Posted: Sat Jan 05, 2013 1:54 pm
by lily51
This could also be a topic for seed starting or greenhouses....but, how early do you start your seeds for perennials for summer? Some that I am starting are dianthus, Echinacea, echinops, hibiscus, mondera. I have tried different times from Jan to end of Feb.
I start the seeds in the house, then when it's time to transplant into cells, do so in the greenhouse, where I continue to up pot them.
I know some people sow 3_4 seeds in a container from the start, then thin if needed, I just don't have as much success this way .
what works best for you?

Posted: Mon Jan 07, 2013 4:25 pm
by Susan W
I am on a learning curve with perennials from seed. It often takes 1-2 yrs to grow enough to flower. From some reading, some can be started in the fall and bloom come summer. Those started now will be the next summer. General here, not specific. I suggest a net search on each variety you are pondering. This doesn't have to be an in-depth study, but a few sites should give you a ball park idea.

Posted: Mon Jan 07, 2013 5:20 pm
by ElizabethB
IDK about starting from seed. I have several friends that are in the wholesale plant business and they rarely start perennials from seed. They maintain mother plants and start from cuttings. Starting from seed takes too long and requires too much greenhouse space to be economically feasable. If you have the time, energy and space then go for it. Personally I prefer propgating from cuttings.

Good luck.

Posted: Tue Jan 08, 2013 3:25 am
by rainbowgardener
I have started a number of perennials from seed, including lavender, sage, oregano, thyme, mint, and rosemary as well as lots of different flowers. Any thing cold hardy, I usually start in January. That way they are hopefully big enough to start hardening off in March. That gets them out of the way and not taking up space under the lights, when I need to have lots of annuals there.

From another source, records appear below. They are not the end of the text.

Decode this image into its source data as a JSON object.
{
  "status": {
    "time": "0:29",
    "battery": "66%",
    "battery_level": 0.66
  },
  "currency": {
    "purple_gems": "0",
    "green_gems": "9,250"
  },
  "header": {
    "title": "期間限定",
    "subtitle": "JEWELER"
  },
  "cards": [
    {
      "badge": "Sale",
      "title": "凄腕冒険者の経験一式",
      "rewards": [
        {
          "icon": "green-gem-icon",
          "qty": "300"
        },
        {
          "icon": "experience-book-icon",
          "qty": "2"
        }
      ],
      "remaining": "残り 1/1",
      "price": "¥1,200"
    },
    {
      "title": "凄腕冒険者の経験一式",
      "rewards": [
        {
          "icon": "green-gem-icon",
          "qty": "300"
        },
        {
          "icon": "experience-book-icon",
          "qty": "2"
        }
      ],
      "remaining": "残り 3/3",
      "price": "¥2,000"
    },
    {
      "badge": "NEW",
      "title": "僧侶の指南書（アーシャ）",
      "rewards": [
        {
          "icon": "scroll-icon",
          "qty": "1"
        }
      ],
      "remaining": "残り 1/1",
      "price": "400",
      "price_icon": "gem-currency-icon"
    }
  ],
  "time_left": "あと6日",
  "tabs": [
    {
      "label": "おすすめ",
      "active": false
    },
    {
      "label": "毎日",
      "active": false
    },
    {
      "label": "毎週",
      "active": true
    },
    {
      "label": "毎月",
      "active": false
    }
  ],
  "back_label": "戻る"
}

Posted: Sun Jan 13, 2013 12:15 pm
by imafan26
I have started some perennials from seed, but it is easier to start them from divisions or cuttings.